on key issues.
Infrastructure development in China has rapidly upgraded within the last five years (the
Tenth Five-Year Plan). Infrastructure investment has been the engine driving the
economic growth of China. The gross domestic production of China reached 22 trillion
yuan, increasing at an annual rate of 10.8 percent in 2006. Infrastructure development
and economic growth are mutually pursued.
The economic structure has transformed into a socialist market-orientated economy
since 1986, which has been consolidated in the early 1990s. Export-orientated economy
supported by infrastructure development contributes largely to the economic growth.
2.1. Roads
Road length has increased 250,700 km in China from 2000 to 2005, reaching 1,930,5
00km in 2005. The layout of road network has further improved. The technical grades
and road surface grades have been both upgraded. Highway construction has broken
through the historical records. Road length in the counties and towns have continuously
and rapidly increased. The road density has also increased, and the accessibility by
roads has been improved. Passenger transport and freights through roads are up 26
percent and 29.2 percent, respectively, of the number of passengers transported by all
the transport tools.
2.2 Railways
By the end of 2005, the length of running railways was 75,000 km, 9.9 percent up from
2000. It included double tracked rail of 25,000 km and electrified rail of 20,000km, 19.4
percent and 35.6 percent up, respectively, from 2000. Passengers by rail in 2005 reached
1.156 billion, which grew 1.92 percent from the previous year. The turnover of
passengers was 606.2 billion in 2005. Freight and turnover both grew 10 percent.
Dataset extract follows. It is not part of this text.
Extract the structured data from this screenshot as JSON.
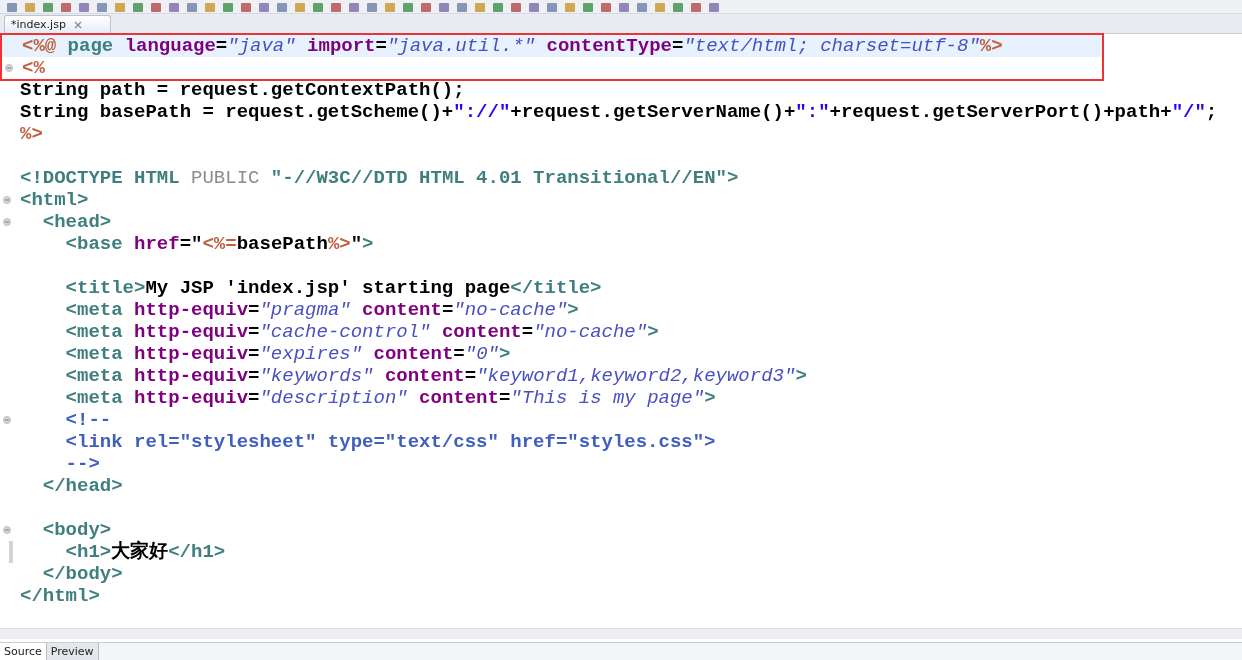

2.3. Airline
The civil airline of China became the second large air transportation system in the world,
next to the United States, in 2005, based on data on the total turnover of regular airlines
by the International Civil Airline Organization of the Member States.
2.4. Waterway
The transportation capacity of the internal waterway increased from 20.37 million tons
in 2000 to 30.35 million tons in 2004, 50 percent up. The average transportation
capacity per ship rose from 104 tons to 216 tons. The fright capacity by sea rose to the
fourth place globally, while finished freight by sea accounted for 7 percent of the